WHAT YOU NEED TO DO
Copy every line in the records below that contains the word "required".

[[ EXCERPTED DATA open ]]

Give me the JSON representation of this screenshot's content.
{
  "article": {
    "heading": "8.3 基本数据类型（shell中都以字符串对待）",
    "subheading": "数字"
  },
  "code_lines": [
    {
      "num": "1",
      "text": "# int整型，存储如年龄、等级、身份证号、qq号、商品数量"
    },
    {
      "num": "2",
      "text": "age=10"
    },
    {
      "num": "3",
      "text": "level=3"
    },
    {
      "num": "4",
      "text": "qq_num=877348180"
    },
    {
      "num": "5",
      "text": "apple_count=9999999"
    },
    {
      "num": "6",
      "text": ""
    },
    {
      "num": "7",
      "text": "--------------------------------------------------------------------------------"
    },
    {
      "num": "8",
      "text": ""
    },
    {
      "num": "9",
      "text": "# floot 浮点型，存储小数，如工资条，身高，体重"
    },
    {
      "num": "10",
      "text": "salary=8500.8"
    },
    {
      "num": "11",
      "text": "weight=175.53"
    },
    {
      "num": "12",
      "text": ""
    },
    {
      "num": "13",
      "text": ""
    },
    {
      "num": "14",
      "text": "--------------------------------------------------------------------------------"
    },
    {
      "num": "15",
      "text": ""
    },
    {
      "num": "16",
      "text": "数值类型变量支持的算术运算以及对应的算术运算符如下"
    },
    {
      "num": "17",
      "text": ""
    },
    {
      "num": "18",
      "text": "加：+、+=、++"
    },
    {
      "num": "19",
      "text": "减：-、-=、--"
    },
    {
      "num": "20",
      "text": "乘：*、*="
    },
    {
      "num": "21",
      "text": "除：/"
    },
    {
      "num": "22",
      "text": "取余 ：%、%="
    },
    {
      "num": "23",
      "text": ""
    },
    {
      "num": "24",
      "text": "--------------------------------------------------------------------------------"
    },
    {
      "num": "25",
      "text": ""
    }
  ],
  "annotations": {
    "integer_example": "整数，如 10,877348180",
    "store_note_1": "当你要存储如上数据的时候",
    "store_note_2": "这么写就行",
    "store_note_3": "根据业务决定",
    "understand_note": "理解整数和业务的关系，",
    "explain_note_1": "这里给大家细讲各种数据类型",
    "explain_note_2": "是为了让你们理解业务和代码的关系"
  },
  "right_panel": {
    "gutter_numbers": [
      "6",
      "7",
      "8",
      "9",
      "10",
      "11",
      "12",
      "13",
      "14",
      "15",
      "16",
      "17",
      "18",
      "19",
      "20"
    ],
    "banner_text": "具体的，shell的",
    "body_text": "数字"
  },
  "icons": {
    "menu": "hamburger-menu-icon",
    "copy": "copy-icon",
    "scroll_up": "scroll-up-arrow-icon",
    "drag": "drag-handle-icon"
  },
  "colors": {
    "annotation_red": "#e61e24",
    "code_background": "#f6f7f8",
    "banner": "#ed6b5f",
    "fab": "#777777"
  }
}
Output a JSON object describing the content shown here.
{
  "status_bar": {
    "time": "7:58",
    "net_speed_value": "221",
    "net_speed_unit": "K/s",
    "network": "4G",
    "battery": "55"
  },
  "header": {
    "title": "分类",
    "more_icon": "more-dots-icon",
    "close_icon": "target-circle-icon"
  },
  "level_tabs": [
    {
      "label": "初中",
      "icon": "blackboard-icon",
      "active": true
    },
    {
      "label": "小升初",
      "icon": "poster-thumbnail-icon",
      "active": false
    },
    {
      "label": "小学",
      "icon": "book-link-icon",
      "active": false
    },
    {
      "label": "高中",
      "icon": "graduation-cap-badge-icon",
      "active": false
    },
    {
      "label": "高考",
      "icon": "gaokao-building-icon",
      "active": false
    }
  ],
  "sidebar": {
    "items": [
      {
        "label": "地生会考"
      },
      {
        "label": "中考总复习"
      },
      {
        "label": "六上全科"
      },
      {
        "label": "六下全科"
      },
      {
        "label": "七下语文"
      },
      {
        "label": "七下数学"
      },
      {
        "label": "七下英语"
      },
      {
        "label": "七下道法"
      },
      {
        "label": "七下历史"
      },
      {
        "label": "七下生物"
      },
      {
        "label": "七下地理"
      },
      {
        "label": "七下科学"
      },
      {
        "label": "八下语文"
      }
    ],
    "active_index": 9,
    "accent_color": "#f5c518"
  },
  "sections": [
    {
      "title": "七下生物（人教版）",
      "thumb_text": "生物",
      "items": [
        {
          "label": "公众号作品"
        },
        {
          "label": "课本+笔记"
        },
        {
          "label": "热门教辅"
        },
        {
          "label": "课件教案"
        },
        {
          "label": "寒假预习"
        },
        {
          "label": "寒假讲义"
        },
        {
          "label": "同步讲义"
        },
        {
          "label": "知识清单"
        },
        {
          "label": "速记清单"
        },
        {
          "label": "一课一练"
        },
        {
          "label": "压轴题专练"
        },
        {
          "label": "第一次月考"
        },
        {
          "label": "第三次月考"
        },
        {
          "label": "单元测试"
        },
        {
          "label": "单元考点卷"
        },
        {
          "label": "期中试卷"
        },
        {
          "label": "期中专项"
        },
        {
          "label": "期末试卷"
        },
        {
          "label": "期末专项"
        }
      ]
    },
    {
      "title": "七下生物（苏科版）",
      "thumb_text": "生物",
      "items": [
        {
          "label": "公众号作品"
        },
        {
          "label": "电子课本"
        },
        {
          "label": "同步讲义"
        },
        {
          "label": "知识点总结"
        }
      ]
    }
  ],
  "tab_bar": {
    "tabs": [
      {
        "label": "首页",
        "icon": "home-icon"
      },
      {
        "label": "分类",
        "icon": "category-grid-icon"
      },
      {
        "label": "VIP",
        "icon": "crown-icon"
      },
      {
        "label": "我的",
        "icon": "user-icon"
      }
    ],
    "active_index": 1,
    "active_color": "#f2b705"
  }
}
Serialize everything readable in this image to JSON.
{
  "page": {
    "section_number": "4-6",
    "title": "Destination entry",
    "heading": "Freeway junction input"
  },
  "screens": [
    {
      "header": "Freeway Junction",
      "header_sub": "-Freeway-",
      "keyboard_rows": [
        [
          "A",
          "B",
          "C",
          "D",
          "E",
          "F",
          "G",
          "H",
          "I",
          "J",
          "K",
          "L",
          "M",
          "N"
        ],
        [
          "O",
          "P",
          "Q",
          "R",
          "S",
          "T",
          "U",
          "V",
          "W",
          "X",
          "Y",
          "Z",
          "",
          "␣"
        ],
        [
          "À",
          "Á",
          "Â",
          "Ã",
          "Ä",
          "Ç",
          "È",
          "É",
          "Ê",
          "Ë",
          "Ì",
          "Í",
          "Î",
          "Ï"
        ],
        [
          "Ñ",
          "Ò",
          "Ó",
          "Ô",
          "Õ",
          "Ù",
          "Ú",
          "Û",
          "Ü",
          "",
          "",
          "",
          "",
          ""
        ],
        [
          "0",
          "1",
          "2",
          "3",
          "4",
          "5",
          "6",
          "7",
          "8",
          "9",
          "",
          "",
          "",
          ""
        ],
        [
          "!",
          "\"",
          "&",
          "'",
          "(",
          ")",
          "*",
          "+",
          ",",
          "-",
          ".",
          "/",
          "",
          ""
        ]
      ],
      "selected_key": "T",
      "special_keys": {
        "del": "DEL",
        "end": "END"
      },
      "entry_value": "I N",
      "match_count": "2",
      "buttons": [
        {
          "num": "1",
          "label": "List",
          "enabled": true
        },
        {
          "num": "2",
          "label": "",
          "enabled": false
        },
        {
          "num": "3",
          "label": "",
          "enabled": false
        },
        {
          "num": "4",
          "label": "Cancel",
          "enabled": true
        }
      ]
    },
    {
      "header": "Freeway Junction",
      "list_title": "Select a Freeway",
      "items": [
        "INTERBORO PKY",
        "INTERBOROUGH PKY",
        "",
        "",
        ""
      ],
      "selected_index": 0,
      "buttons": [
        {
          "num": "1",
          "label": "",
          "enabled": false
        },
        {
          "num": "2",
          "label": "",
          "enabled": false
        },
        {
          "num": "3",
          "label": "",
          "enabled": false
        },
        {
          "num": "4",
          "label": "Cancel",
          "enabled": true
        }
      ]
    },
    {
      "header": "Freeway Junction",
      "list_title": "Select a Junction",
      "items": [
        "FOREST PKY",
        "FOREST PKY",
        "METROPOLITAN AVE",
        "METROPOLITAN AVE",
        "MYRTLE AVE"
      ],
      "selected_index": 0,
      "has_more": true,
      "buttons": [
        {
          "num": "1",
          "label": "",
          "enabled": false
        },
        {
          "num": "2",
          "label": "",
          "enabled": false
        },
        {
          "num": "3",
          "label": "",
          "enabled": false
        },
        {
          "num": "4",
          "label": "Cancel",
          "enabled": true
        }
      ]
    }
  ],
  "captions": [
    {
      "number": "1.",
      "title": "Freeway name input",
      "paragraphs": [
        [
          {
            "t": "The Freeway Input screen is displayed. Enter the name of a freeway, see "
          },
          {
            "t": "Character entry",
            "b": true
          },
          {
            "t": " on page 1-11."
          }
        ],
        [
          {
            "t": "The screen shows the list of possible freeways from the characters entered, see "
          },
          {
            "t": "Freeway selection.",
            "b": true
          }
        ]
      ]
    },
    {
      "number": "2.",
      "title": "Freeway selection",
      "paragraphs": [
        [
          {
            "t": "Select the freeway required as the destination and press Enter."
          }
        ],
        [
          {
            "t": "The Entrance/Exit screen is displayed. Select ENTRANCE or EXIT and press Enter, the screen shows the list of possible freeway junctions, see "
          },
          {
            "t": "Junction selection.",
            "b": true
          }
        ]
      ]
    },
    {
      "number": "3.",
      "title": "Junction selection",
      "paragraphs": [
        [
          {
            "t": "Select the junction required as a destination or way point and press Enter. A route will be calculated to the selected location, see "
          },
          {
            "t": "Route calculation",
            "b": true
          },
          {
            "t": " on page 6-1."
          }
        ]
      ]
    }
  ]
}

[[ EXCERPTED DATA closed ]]

OUTPUT BELOW
            "t": "Select the freeway required as the destination and press Enter."
            "t": "Select the junction required as a destination or way point and press Enter. A route will be calculated to the selected location, see "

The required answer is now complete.